Walmart started the ball rolling with its announcement last week that it will increase wages to $9 an hour. Now TJX Companies, the operators of TJ Maxx and Marshall’s, is the latest nationwide retailer to announce it will also give many of its workers a raise.
In a press release discussing its recent financial performance, the company announced it will raise the minimum wage for its employees to $9 an hour starting in June. That is a slight uptick from current wages, which now range from $8.25 to $8.50 an hour. By 2016, all employees who have six months’ tenure with the company will make a wage of at least $10 an hour.
So, why is the stubborn retail sector slowly changing its ways?

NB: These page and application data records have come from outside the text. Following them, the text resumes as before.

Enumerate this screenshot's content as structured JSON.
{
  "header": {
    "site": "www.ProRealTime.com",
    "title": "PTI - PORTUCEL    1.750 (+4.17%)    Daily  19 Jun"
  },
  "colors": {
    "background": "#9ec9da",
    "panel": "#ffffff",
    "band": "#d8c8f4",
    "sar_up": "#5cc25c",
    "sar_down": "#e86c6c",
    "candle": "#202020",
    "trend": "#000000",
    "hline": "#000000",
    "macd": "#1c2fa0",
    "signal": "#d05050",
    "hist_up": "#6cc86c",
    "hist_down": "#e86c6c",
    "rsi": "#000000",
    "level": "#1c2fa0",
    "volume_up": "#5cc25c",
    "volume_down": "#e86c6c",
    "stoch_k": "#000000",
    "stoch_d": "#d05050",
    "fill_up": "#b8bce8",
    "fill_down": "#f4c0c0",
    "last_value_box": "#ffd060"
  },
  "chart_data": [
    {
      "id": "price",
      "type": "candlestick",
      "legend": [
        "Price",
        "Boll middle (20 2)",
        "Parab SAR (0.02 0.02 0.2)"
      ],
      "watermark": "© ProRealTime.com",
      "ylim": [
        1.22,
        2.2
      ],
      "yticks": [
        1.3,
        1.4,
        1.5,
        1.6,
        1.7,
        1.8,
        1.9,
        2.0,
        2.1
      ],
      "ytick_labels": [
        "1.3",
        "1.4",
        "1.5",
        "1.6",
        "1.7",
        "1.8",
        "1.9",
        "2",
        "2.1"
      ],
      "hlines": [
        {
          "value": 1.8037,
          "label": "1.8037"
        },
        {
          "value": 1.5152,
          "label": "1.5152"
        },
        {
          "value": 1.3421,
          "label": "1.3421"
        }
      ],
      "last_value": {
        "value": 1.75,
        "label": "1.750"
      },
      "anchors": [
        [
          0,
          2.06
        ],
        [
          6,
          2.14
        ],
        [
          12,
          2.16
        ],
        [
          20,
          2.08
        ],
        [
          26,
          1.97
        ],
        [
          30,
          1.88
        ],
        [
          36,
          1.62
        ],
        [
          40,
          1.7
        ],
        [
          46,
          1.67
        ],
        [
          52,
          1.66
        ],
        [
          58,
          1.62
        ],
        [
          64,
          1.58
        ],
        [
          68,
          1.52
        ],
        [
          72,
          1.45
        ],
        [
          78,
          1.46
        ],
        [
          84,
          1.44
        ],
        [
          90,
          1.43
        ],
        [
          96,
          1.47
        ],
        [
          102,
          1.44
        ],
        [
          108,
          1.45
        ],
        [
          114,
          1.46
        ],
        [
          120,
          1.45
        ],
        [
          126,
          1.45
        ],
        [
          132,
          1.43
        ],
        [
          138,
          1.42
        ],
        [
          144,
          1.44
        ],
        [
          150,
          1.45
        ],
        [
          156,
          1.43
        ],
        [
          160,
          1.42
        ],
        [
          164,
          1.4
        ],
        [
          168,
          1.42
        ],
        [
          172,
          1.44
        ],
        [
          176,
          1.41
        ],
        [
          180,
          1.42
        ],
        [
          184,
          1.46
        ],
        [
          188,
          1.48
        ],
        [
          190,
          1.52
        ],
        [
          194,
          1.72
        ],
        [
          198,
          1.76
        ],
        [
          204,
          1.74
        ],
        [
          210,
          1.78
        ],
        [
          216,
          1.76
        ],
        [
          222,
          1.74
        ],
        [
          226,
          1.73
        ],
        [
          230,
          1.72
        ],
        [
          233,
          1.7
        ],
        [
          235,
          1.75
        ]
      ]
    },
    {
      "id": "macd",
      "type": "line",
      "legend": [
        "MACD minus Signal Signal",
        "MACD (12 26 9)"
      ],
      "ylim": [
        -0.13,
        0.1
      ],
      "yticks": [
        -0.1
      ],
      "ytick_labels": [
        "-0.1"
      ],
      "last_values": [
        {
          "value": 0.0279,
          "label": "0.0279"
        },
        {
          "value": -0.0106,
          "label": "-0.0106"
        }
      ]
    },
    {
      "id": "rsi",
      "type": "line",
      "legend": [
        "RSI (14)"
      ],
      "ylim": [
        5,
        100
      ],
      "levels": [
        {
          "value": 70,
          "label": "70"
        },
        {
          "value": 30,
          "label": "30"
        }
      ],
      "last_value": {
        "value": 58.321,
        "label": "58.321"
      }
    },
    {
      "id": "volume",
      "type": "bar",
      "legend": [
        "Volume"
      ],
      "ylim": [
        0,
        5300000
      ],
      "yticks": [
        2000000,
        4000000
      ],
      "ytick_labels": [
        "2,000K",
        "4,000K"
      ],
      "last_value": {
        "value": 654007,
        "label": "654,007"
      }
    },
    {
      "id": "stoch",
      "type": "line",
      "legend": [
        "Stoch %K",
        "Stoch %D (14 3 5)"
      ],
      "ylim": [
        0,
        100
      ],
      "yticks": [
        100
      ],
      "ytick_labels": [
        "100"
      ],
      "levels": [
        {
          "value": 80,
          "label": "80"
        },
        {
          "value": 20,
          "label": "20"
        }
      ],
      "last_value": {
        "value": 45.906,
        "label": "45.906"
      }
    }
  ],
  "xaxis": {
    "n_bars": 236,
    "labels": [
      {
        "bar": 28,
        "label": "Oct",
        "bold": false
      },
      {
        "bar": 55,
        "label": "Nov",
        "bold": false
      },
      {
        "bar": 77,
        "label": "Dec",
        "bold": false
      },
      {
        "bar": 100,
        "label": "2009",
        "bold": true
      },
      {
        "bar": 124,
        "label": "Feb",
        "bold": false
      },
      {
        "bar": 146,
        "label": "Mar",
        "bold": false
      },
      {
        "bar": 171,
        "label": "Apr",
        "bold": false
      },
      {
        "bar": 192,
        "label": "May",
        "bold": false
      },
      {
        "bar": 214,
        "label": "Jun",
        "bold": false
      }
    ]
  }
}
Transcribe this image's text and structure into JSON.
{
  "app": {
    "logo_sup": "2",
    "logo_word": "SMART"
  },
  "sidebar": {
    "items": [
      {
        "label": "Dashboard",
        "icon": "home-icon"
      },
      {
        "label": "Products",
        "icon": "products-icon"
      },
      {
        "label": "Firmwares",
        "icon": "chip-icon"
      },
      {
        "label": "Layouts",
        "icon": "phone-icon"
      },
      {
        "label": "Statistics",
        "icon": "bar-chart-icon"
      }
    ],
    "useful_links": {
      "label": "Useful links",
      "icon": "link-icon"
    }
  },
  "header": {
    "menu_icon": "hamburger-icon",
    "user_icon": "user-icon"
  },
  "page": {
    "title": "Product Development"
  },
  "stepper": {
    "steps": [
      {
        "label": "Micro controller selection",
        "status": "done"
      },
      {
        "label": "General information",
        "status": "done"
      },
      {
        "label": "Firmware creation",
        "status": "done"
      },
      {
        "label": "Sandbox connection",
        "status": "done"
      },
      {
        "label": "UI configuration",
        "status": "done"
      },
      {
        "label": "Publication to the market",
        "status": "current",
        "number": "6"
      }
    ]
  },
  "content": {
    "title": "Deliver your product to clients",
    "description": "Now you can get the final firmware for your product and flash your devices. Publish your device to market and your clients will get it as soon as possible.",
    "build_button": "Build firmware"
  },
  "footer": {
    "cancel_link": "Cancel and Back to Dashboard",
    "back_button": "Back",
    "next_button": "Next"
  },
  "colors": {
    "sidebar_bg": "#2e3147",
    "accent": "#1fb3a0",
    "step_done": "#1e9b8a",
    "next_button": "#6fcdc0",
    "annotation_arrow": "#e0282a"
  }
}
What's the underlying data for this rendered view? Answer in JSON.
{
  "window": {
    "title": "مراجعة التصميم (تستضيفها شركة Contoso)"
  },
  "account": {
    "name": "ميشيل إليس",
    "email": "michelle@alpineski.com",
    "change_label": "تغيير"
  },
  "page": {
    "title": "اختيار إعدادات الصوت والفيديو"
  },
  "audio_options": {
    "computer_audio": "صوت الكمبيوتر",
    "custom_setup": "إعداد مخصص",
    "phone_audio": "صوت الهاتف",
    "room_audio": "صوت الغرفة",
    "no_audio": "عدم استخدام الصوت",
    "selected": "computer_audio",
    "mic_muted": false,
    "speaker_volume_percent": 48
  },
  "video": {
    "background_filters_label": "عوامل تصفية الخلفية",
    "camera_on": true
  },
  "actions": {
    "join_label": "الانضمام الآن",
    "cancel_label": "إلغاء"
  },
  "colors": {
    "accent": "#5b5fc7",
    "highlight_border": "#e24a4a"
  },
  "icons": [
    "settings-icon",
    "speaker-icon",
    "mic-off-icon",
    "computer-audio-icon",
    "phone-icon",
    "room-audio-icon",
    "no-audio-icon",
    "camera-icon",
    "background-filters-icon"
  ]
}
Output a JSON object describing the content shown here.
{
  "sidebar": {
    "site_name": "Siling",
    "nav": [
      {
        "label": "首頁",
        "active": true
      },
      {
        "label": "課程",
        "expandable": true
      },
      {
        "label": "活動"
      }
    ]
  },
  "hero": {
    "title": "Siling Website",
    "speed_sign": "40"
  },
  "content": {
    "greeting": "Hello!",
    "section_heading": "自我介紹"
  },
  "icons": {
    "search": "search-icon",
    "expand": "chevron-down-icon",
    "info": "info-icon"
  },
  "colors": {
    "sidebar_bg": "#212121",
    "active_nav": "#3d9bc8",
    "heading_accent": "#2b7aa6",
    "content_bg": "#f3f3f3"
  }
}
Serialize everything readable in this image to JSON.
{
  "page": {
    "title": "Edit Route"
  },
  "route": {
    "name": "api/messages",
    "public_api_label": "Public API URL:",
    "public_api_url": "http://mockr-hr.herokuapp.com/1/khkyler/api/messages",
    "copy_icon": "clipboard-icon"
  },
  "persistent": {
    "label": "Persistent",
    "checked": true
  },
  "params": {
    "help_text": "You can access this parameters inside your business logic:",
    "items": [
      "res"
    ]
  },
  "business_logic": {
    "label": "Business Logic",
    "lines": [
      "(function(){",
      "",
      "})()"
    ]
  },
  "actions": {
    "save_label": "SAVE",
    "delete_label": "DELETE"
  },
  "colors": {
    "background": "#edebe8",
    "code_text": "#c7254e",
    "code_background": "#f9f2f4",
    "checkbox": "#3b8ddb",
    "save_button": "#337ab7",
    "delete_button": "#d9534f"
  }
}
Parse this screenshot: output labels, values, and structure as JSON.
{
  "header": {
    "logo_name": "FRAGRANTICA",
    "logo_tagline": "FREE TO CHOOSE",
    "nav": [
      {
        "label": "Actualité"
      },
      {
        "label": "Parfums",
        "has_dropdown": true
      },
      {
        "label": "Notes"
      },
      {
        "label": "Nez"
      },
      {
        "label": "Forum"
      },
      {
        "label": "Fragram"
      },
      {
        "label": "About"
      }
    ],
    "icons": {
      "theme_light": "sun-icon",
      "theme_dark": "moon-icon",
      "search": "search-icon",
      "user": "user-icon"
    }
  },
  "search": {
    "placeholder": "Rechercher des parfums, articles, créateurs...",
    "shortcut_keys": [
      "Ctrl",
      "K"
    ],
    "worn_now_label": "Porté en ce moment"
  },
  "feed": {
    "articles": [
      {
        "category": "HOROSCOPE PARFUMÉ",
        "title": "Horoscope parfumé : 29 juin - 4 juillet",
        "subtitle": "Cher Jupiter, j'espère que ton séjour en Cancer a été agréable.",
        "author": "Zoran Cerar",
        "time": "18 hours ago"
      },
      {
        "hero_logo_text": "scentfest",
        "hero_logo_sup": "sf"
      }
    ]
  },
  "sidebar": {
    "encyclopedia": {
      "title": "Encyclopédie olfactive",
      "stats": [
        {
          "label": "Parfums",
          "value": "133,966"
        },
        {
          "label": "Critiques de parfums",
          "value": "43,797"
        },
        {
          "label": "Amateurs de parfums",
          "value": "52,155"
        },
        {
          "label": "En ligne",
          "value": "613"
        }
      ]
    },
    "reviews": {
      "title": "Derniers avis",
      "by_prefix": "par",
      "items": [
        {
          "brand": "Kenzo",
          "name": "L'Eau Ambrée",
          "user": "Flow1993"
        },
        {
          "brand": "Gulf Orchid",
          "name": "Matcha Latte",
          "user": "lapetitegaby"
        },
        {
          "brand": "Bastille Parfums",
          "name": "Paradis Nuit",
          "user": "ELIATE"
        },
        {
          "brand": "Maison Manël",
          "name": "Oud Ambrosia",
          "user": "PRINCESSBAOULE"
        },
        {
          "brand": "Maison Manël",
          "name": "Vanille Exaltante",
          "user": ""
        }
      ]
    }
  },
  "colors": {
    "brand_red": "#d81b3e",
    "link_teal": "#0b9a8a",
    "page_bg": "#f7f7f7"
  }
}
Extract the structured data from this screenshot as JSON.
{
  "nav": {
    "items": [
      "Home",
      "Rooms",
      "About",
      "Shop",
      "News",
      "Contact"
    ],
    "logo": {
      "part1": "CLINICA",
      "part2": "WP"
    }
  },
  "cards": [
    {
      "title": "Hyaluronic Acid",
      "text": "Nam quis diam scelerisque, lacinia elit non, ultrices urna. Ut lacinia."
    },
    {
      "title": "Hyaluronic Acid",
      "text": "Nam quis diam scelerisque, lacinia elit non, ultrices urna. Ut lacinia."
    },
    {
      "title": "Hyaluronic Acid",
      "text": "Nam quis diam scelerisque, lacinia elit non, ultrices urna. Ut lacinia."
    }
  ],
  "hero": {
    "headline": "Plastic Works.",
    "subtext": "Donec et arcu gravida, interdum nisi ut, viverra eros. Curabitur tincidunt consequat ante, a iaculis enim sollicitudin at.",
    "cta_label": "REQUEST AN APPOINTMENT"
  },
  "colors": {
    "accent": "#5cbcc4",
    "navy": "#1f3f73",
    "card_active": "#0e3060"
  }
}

Part of the reason is simple economics. The labor market is actually tightening, with the U.S. jobless rate at a six-year low of 5.6 percent. Retail workers often struggle because even though most work only part-time, it is difficult to land a second job if your work schedule is all over the map. Even if an employee is working only 20 hours a week, that extra $80 or so a month (before taxes, of course) is nothing to sniff at. Workers will jump ship in a heartbeat, and as Costco has long proven, reducing employee turnover by keeping your workforce happy and loyal is a great way to keep costs down. And TJ Maxx’s executives seem to get it.
“At TJX, we attribute our success over the last 38 years primarily to the people we have hired who have remained focused on our mission of delivering consumers amazing values,” said TJX Companies CEO Carol Meyrowitz. “This pay initiative is an important part of our strategies to continue attracting and retaining the best talent in order to deliver a great shopping experience for our customers, remain competitive on wages in our U.S. markets, and stay focused on our value mission.” Happier employees mean customers will open their wallets even more.
Furthermore, as more consumers become more conscious about the stores from which they buy, low wages will continue to fester as a black eye within the retail sector. The employee strikes against Walmart were a constant public relations embarrassment, no matter what kind of spin the company tried to apply to its workers’ grievances.
Furthermore, despite the economic theories that are repeated to us many times over, higher wages can overall boost macroeconomic performance. After all, workers at all pay levels tend to do the same thing with their raises: They spend them. Take a look at Minnesota, for example: Despite a higher minimum wage and other economic policies that conventional wisdom dictates would kill an economy, the Gopher State currently has one of the best performing economies in the U.S. There are always exceptions, but a rising tide such as what is going on in retail can help lift more boats.
Image credit: Anthony92931
Based in California, Leon Kaye is a business writer and strategic communications specialist. He has also been featured in The Guardian, Clean Technica, Sustainable Brands, Earth911, Inhabitat, Architect Magazine and Wired.com. When he has time, he shares his thoughts on his own site, GreenGoPost.com. Follow him on Twitter and Instagram.